Sunday, May 8, 2011

18 Imperial Dragon Well Tea Trees

Located in Hangzhou, not far from Dragon Well Village are the 18 Imperial Dragon Well Tea Trees. The site is awesome and really worth a visit. The site centers around, as the name implies, the 18 imperial tea trees. According to legend, when the Qing Dynasty (1644-1911) Emperor Qianlong came to Hangzhou on one of his many imperial tours, he visited this very spot and picked tea from these 18 trees. It is said that it was he who helped create the flattened leaf that Dragon Well (Longjing) Tea has. While he was there picking tea, he received message that his mother was deathly ill, and so he quickly shoved the leaves he was picking in his sleeve, and flew to Beijing. Upon arriving at his mother's bedside, she smelled the tea aroma eminating from his sleeves and inquired about it. He had forgotten the tea and it has dried and flattened. He brewed it for his mother and she miraculously recovered and all was well. Nobody knows how much of the rumor is true, but that does not take away from the beauty of the site. The site is backed up to a mountain which is covered with tea trees. Dotting the area are tea houses and tea pavilions. There are place, of all description, to brew tea, which they do for visitors. Climbing the paths up the mountain bring you upon simple pavilions to also drink tea. Although the tea from the 18 tea trees goes straight to the government, they do have some wonderful tea to drink and sell, although it is not cheap to purchase. I highly recommend this site to anyone visiting Hangzhou.

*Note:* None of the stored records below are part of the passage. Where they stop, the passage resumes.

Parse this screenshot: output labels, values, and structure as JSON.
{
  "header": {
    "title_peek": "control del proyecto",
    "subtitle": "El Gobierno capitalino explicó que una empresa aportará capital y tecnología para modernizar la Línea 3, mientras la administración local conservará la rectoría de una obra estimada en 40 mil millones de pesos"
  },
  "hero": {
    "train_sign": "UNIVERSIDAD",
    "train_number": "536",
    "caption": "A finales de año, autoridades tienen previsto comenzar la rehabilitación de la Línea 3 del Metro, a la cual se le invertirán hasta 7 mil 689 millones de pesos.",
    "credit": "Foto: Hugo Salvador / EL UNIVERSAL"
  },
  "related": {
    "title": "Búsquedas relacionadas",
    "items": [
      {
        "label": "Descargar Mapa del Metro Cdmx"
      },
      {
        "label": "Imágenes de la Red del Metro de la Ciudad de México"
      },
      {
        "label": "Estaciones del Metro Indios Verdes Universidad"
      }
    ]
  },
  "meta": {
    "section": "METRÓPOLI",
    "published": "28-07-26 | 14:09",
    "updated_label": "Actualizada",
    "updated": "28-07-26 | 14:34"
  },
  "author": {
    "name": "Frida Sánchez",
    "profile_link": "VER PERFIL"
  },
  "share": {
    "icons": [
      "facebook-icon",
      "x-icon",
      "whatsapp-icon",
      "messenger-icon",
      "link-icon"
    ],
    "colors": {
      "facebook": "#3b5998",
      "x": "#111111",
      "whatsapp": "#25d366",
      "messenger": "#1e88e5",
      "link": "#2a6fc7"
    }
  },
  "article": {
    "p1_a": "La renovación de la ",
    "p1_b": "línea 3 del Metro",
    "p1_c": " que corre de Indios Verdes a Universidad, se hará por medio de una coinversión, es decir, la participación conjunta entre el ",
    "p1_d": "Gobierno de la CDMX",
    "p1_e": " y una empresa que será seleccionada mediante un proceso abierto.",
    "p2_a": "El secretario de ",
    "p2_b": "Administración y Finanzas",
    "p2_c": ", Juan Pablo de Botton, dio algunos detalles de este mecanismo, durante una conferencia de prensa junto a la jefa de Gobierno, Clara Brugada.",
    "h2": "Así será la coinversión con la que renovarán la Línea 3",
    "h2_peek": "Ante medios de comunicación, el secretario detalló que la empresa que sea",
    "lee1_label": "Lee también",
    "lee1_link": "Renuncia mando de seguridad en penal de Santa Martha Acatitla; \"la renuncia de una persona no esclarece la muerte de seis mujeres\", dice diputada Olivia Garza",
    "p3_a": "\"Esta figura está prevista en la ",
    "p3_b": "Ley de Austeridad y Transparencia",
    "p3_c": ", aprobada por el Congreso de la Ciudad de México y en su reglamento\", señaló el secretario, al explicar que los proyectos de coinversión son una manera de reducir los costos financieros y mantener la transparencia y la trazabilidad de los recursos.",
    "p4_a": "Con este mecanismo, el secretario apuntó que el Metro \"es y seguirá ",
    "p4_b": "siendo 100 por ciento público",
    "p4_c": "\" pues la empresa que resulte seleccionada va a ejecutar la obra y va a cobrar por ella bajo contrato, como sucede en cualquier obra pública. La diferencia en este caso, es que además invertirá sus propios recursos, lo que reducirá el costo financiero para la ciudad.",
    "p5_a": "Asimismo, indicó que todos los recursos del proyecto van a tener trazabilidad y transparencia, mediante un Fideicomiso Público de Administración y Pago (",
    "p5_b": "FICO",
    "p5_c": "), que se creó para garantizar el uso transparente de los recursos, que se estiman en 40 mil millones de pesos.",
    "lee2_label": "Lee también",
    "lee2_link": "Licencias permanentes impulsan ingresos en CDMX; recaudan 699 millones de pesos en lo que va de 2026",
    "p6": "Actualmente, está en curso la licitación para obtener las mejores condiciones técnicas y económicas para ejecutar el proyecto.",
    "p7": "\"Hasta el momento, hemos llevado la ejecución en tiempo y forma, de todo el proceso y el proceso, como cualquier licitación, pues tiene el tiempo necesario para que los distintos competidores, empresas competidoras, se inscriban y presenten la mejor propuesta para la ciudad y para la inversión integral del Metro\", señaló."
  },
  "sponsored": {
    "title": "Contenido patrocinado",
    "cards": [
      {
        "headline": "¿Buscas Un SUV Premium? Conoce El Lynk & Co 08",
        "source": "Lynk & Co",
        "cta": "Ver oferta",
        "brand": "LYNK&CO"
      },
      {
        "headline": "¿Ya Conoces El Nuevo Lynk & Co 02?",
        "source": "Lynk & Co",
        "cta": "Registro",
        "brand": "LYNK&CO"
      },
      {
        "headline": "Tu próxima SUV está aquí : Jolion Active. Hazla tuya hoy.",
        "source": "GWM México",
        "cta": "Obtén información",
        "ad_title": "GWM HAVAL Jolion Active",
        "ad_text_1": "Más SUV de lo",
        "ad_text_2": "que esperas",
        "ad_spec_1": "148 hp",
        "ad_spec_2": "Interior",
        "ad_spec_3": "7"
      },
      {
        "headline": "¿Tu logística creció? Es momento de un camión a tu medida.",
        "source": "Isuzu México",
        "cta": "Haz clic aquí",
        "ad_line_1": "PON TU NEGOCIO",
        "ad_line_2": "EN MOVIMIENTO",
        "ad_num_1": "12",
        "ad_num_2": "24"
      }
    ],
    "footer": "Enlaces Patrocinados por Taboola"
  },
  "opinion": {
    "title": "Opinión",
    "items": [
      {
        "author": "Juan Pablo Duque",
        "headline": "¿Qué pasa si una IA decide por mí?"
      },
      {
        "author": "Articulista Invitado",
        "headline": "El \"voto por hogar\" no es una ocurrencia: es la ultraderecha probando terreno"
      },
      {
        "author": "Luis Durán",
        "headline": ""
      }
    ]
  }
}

For more photos of this site visit our Flickr Photo Album at:

Monday, May 2, 2011

Hangzhou's Dragon Well Tea Plantation

On virtually every single China tour that includes Hangzhou is a stop at the Hangzhou Dragon Well Tea Plantation. Unfortunately, it is a site designed strictly for the selling of fake Dragon Well Tea and souvenirs. I also work in Chinese tourism and I have been there several times on inspection tours. The site is located in the middle of tea fields, but is not connected with them. Although there are some very nice photo opportunities there, that is about all there is. Visitors are dropped off at the entrance and are met by a guide who describes how the tea is picked. They are then shown how the tea is fried before being taken into one of the many tea rooms where they are given tea to drink. After given a sales pitch, the people are lead through a souvenir shop which is the only way to exit the site, and then leave. I found that the tea that is given as a sample is not the same tea you purchase, although you are told it is the same. The tea you are given is much poorer quality. There are a couple of very nice Dragon Well Tea sites in Hangzhou, that should not be missed, like the China National Tea Museum, the 18 Imperial Tea Trees, and the Dragon Well, but this one certainly can be.

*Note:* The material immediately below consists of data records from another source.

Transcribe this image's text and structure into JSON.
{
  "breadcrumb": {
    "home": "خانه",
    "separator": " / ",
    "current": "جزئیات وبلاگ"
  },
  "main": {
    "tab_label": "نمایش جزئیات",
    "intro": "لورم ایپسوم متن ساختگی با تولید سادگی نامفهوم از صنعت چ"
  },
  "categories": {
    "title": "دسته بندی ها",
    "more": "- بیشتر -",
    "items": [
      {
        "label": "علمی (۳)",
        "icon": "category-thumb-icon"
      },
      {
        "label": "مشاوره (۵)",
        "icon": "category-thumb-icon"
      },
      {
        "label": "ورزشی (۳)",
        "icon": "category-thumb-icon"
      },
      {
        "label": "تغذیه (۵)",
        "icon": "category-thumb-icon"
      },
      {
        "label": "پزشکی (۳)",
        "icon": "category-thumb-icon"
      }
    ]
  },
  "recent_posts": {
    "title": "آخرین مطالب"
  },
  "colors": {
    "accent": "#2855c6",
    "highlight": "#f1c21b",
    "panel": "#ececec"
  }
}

For more photos you can check out my Flicker photo album

Sunday, May 1, 2011

Hangzhou's Dragon Well

One of the most famous teas on earth, Dragon Well Tea is named after a water well. Located in Dragon Well Village in China's Hangzhou Province, the Dragon Well got its name from an ancient legend. According to this legend, a benevolant dragon lived in the village's well and ensured that the local tea fields had enough water. The village and the tea they produced was named after the well, in honor of the dragon. Although no longer the main water source for the village, the Dragon Well has been preserved and an entire area dedicated to tea and the well have been built around it.

It is a lovely area. The entrance to the area is quite beautiful. It has meandering paths lined with trees and plants and there is a stream running through it filled with koi fish. It occupies a large area with a mountain and it is dotted with tea pavilions and tea houses nestled amongst ancient trees and ferns. Visitors can bring their own tea and sit in one of the pavilions, or can purchase tea in one of the tea houses. It is a fantastic way to spend an afternoon.

The well itself is surrounded by a beautiful rockery and the well has a beautiful border that was added during the Qing Dynasty (1644-1911). There is also a little museum on the site. Few visitors to Hangzhou actually make it to the Dragon Well, but it is very much worth the time.

For more photos you can check out my Flicker photo album